__Aim of the exercise__:
Which lines of the data include the string "Device"? List them all.

__Input records__:
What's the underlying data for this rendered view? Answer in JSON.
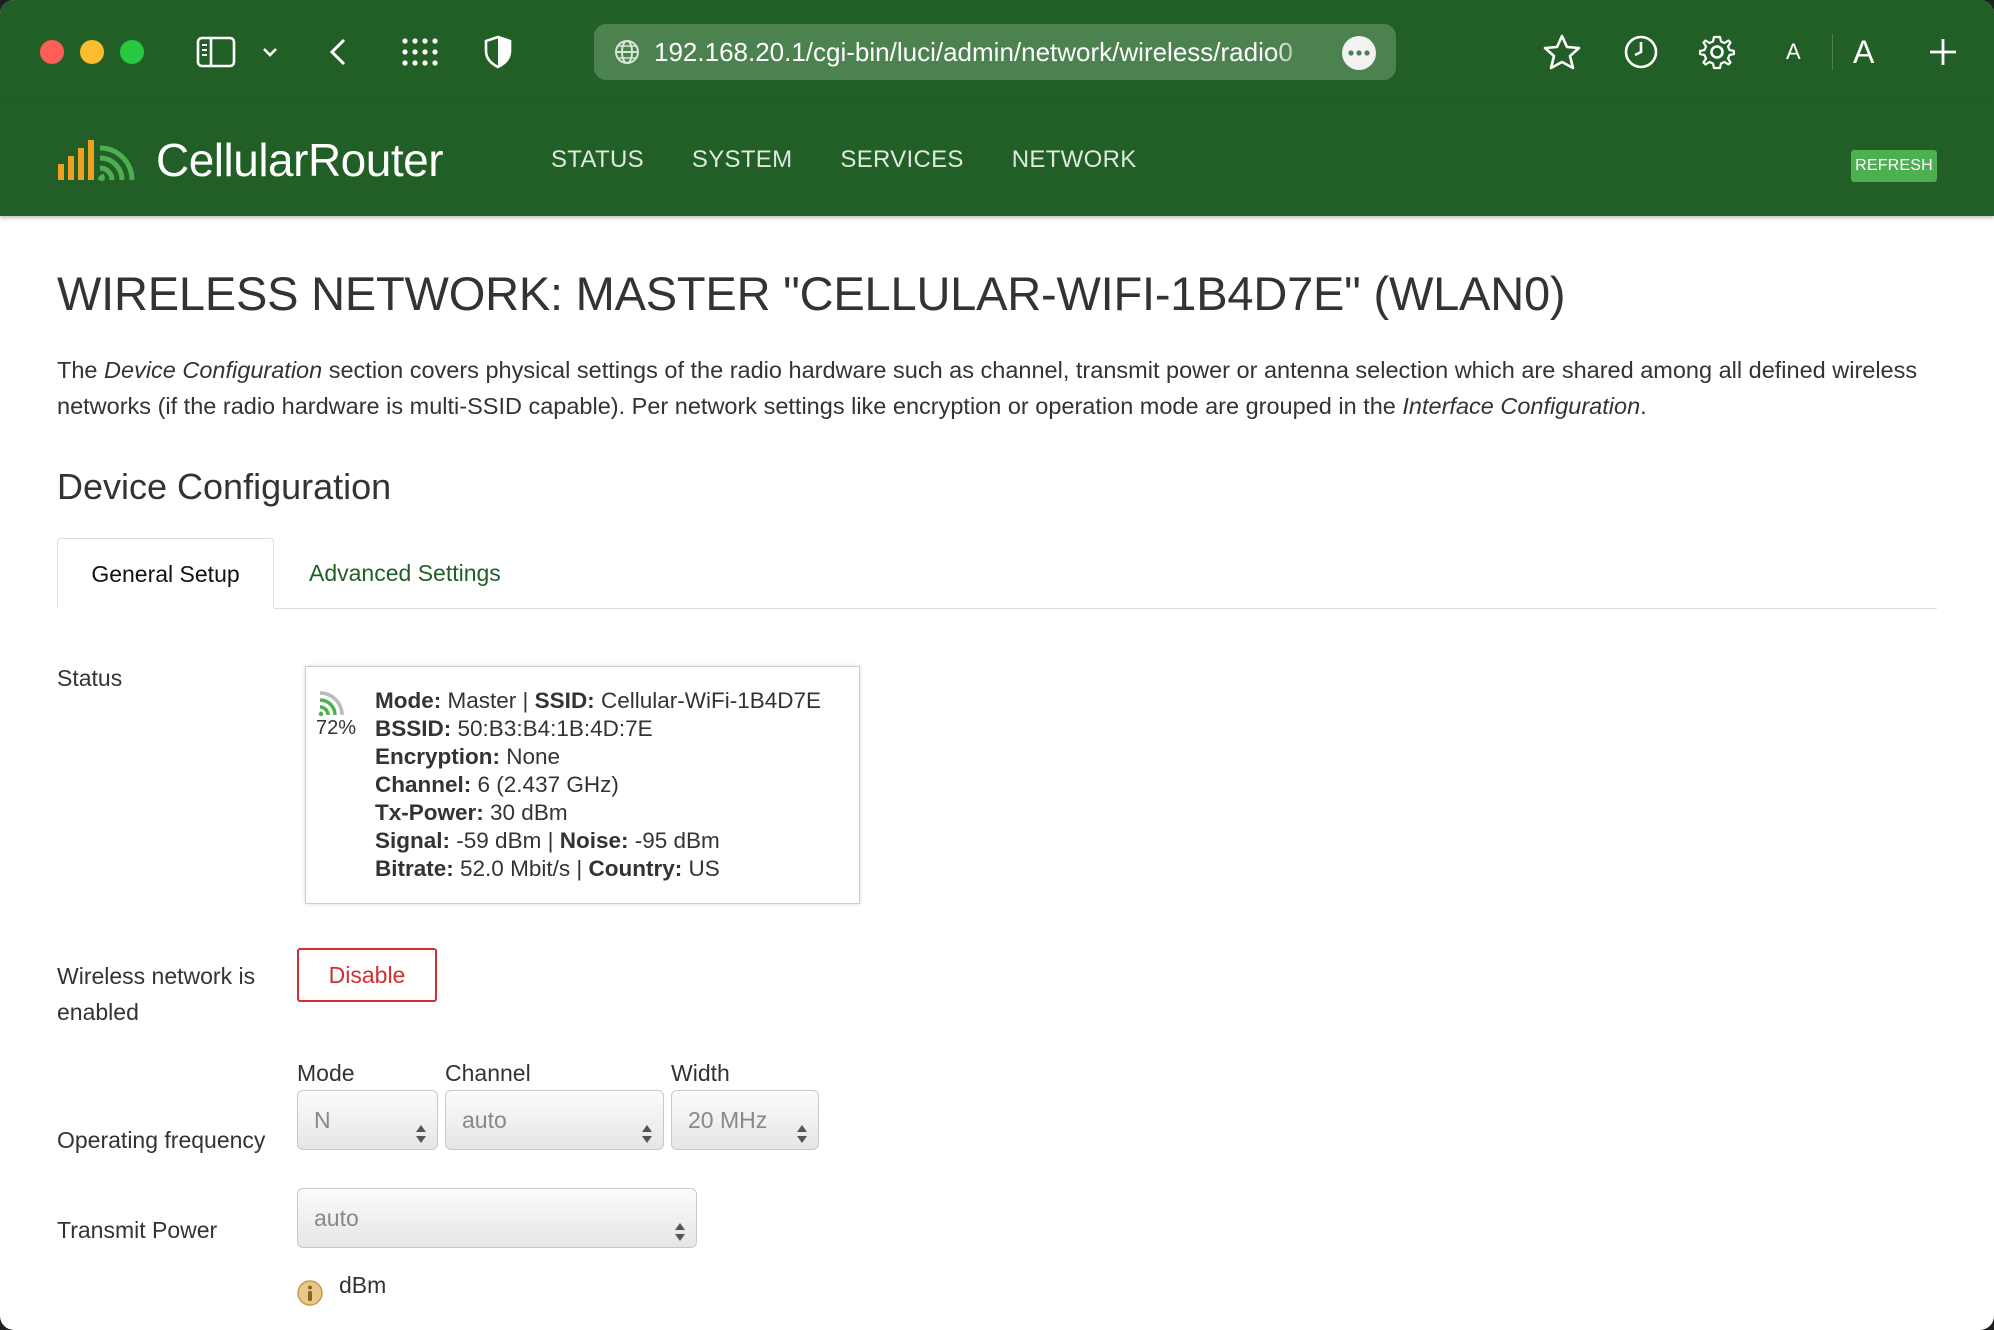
{
  "browser": {
    "url": "192.168.20.1/cgi-bin/luci/admin/network/wireless/radio0",
    "text_size_small": "A",
    "text_size_large": "A"
  },
  "header": {
    "brand": "CellularRouter",
    "nav": [
      "STATUS",
      "SYSTEM",
      "SERVICES",
      "NETWORK"
    ],
    "refresh_label": "REFRESH"
  },
  "page": {
    "title": "WIRELESS NETWORK: MASTER \"CELLULAR-WIFI-1B4D7E\" (WLAN0)",
    "intro": {
      "p1": "The ",
      "em1": "Device Configuration",
      "p2": " section covers physical settings of the radio hardware such as channel, transmit power or antenna selection which are shared among all defined wireless networks (if the radio hardware is multi-SSID capable). Per network settings like encryption or operation mode are grouped in the ",
      "em2": "Interface Configuration",
      "p3": "."
    },
    "section_title": "Device Configuration",
    "tabs": {
      "general": "General Setup",
      "advanced": "Advanced Settings"
    }
  },
  "status": {
    "label": "Status",
    "signal_percent": "72%",
    "mode_label": "Mode:",
    "mode": "Master",
    "ssid_label": "SSID:",
    "ssid": "Cellular-WiFi-1B4D7E",
    "bssid_label": "BSSID:",
    "bssid": "50:B3:B4:1B:4D:7E",
    "encryption_label": "Encryption:",
    "encryption": "None",
    "channel_label": "Channel:",
    "channel": "6 (2.437 GHz)",
    "txpower_label": "Tx-Power:",
    "txpower": "30 dBm",
    "signal_label": "Signal:",
    "signal": "-59 dBm",
    "noise_label": "Noise:",
    "noise": "-95 dBm",
    "bitrate_label": "Bitrate:",
    "bitrate": "52.0 Mbit/s",
    "country_label": "Country:",
    "country": "US",
    "separator": "|"
  },
  "enabled": {
    "label_line1": "Wireless network is",
    "label_line2": "enabled",
    "button": "Disable"
  },
  "frequency": {
    "label": "Operating frequency",
    "mode_label": "Mode",
    "mode_value": "N",
    "channel_label": "Channel",
    "channel_value": "auto",
    "width_label": "Width",
    "width_value": "20 MHz"
  },
  "txpower": {
    "label": "Transmit Power",
    "value": "auto",
    "unit": "dBm"
  },
  "colors": {
    "header_green": "#215f26",
    "refresh_green": "#4caf50",
    "disable_red": "#d32f2f",
    "logo_orange": "#f0a020"
  }
}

__Output of the task__:
      "em1": "Device Configuration",
    "section_title": "Device Configuration",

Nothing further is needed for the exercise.